Public Historians at Work: Restructuring a Historical Society

In October 2013, Loyola University Chicago public history graduate students launched Public History Lab, a student-driven effort to apply public history skills at organizations and sites of history in the Chicagoland area. This post belongs to a series that chronicles efforts undertaken by members of the Public History Lab.

When Public History Lab (PHL) formed, several students decided to undertake a partnership with the Rogers Park/West Ridge Historical Society (RPWRHS). Loyola is located in Chicago’s Rogers Park neighborhood and we knew that the RPWRHS needed assistance in several areas. Our early meetings to define the PHL’s goals and the first few months of our partnership with RPWRHS are topics for future blog posts, but for now I will say that the Society welcomed us. One of the first large projects that we undertook with the RPWRHS was the planning and execution of a strategic planning meeting.

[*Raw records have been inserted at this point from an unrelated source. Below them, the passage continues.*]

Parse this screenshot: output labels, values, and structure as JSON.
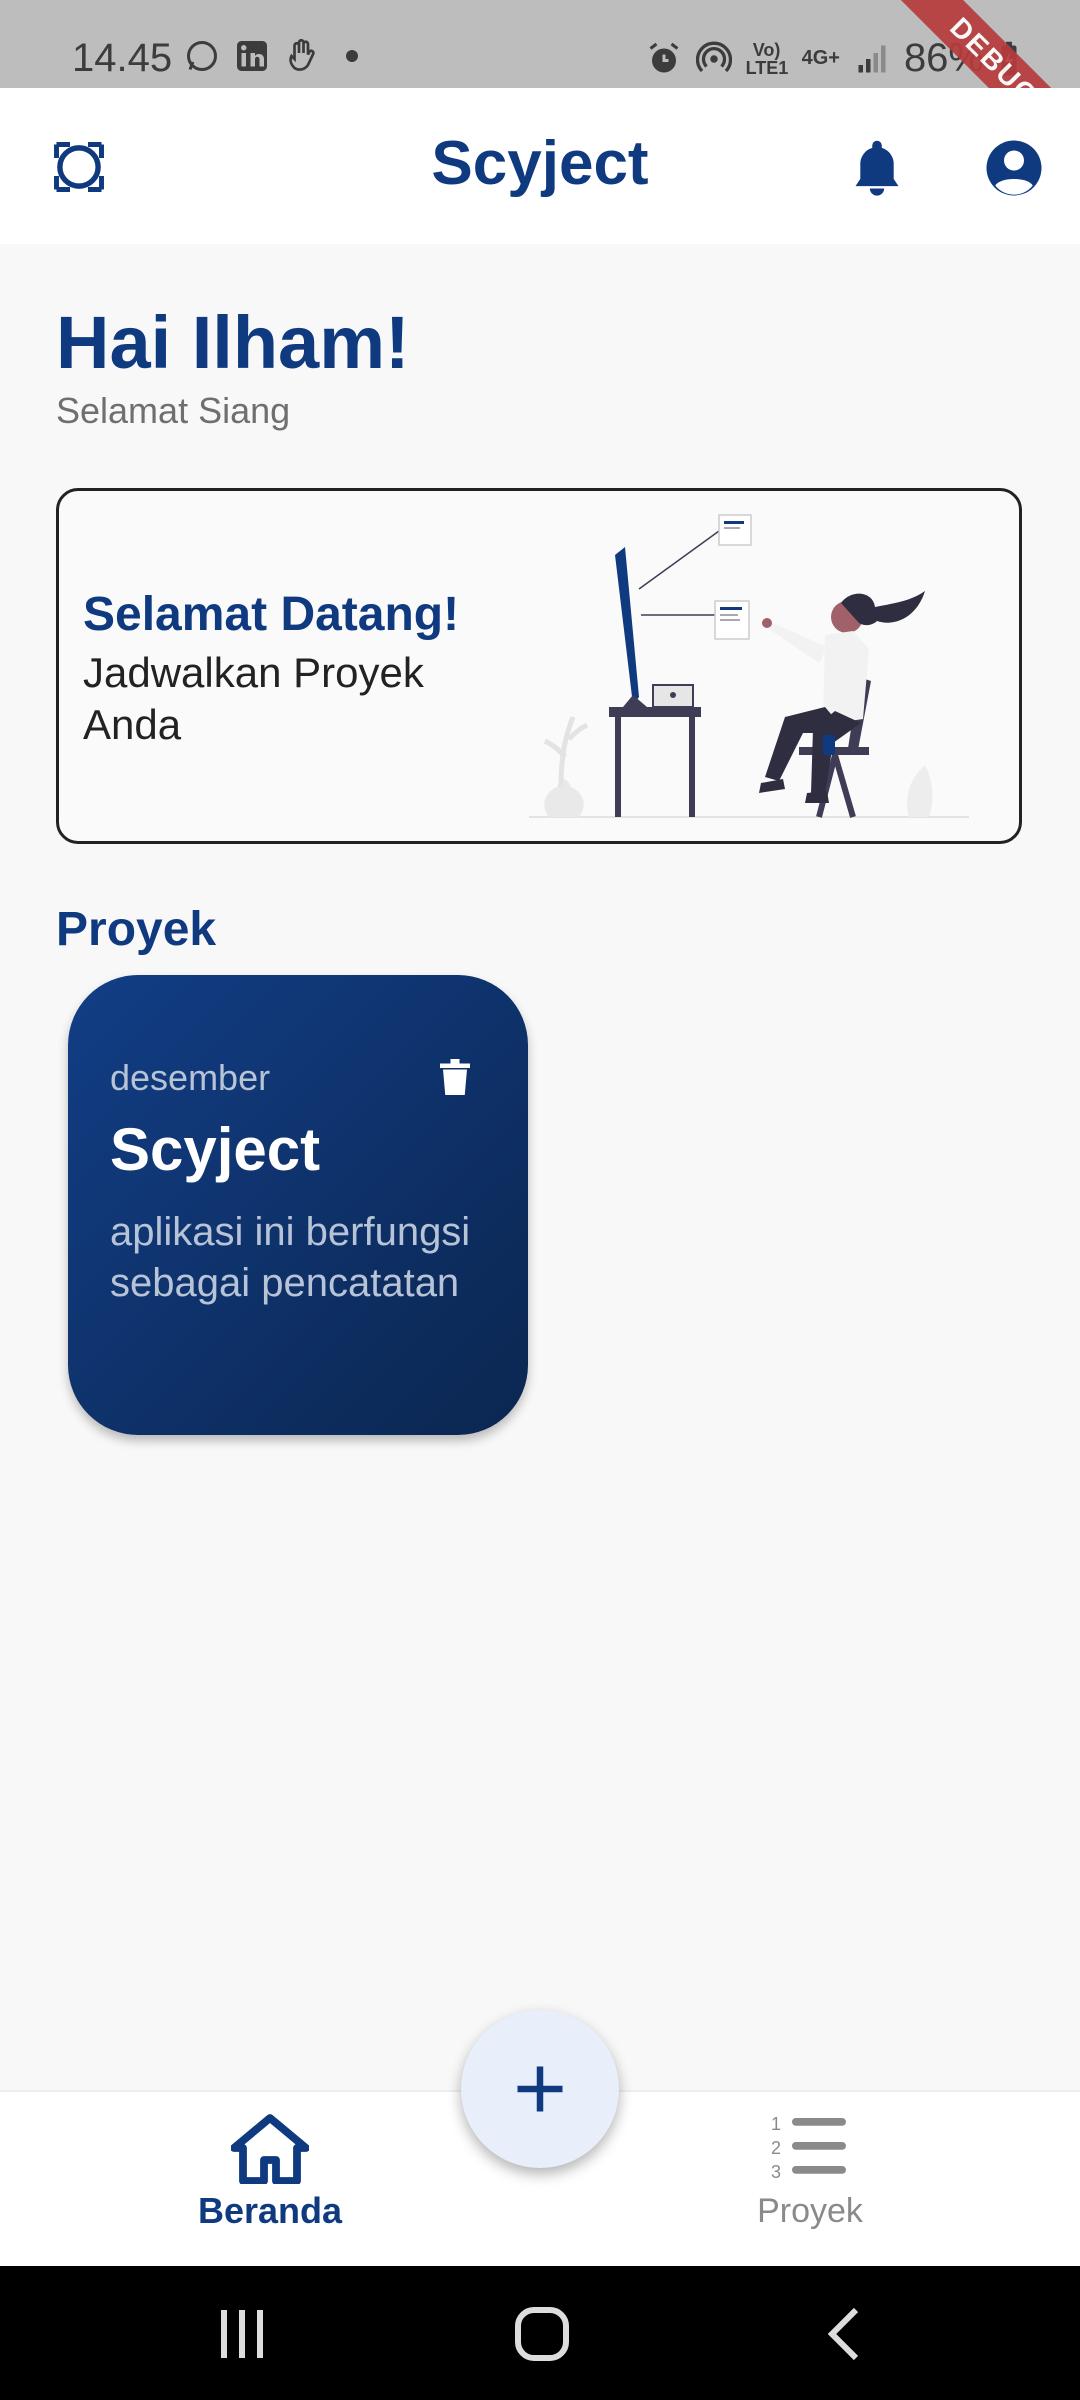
{
  "status_bar": {
    "time": "14.45",
    "battery": "86%",
    "network_label": "4G+",
    "volte_label": "Vo) LTE1",
    "debug_banner": "DEBUG"
  },
  "app_bar": {
    "title": "Scyject",
    "left_icon": "lens-icon",
    "notification_icon": "bell-icon",
    "profile_icon": "account-circle-icon"
  },
  "greeting": {
    "title": "Hai Ilham!",
    "subtitle": "Selamat Siang"
  },
  "welcome_card": {
    "title": "Selamat Datang!",
    "subtitle": "Jadwalkan Proyek Anda"
  },
  "projects_section": {
    "title": "Proyek",
    "items": [
      {
        "month": "desember",
        "title": "Scyject",
        "description": "aplikasi ini berfungsi sebagai pencatatan"
      }
    ]
  },
  "bottom_nav": {
    "home_label": "Beranda",
    "projects_label": "Proyek"
  },
  "colors": {
    "primary": "#0f3a80",
    "card_gradient_start": "#123e86",
    "card_gradient_end": "#0b2650",
    "fab_background": "#e8effa",
    "debug": "#b83b3b"
  }
}
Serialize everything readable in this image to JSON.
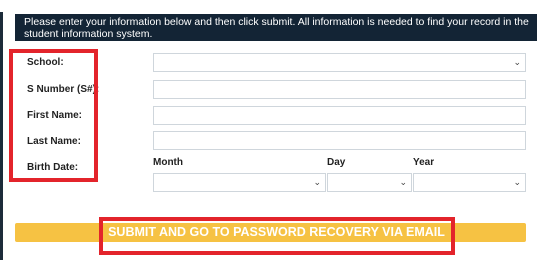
{
  "header_text": "Please enter your information below and then click submit. All information is needed to find your record in the student information system.",
  "fields": {
    "school": {
      "label": "School:",
      "value": ""
    },
    "snumber": {
      "label": "S Number (S#):",
      "value": ""
    },
    "first_name": {
      "label": "First Name:",
      "value": ""
    },
    "last_name": {
      "label": "Last Name:",
      "value": ""
    },
    "birth_date": {
      "label": "Birth Date:",
      "month_label": "Month",
      "day_label": "Day",
      "year_label": "Year",
      "month_value": "",
      "day_value": "",
      "year_value": ""
    }
  },
  "submit_label": "SUBMIT AND GO TO PASSWORD RECOVERY VIA EMAIL",
  "colors": {
    "header_bg": "#132435",
    "submit_bg": "#f6c243",
    "highlight": "#e3242b"
  }
}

PHL students and RPWRHS Board members and volunteers work together to develop a strategic plan. Photograph courtesy of Rachel Boyle.
PHL students and RPWRHS Board members and volunteers work together to develop a strategic plan. February 2014. Photograph courtesy of Rachel Boyle.

The strategic planning meeting yielded a working strategic plan, complete with projects that the Society’s committees (including PHL student volunteers) began working on to meet the plan’s one-, five-, and ten-year goals. Soon after, three PHL students were invited to join the RPWRHS Board of Directors. The students—me, Katie Macica, and Dan Ott—were elected to the Board in March 2014.

Continue reading “Public Historians at Work: Restructuring a Historical Society”